_Records for processing_:
^^^^^^^^^^^^^^^^
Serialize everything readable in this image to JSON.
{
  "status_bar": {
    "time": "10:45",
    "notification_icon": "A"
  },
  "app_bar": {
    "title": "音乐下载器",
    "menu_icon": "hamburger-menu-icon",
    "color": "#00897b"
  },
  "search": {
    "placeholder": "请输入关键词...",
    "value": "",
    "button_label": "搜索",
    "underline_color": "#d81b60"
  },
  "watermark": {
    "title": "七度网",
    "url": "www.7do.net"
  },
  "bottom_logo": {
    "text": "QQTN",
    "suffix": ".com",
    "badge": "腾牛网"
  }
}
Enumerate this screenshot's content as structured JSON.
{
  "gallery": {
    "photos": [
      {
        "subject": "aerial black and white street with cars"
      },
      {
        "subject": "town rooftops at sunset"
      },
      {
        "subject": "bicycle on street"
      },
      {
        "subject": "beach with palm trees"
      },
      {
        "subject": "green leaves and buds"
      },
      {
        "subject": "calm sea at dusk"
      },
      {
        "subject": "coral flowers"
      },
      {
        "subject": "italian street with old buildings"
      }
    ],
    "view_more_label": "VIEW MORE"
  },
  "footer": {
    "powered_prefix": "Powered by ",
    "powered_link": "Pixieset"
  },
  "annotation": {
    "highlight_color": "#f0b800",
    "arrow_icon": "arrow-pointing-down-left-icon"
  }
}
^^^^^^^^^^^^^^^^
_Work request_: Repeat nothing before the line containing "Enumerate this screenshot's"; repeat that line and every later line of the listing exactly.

_Solution to the problem_:
Enumerate this screenshot's content as structured JSON.
{
  "gallery": {
    "photos": [
      {
        "subject": "aerial black and white street with cars"
      },
      {
        "subject": "town rooftops at sunset"
      },
      {
        "subject": "bicycle on street"
      },
      {
        "subject": "beach with palm trees"
      },
      {
        "subject": "green leaves and buds"
      },
      {
        "subject": "calm sea at dusk"
      },
      {
        "subject": "coral flowers"
      },
      {
        "subject": "italian street with old buildings"
      }
    ],
    "view_more_label": "VIEW MORE"
  },
  "footer": {
    "powered_prefix": "Powered by ",
    "powered_link": "Pixieset"
  },
  "annotation": {
    "highlight_color": "#f0b800",
    "arrow_icon": "arrow-pointing-down-left-icon"
  }
}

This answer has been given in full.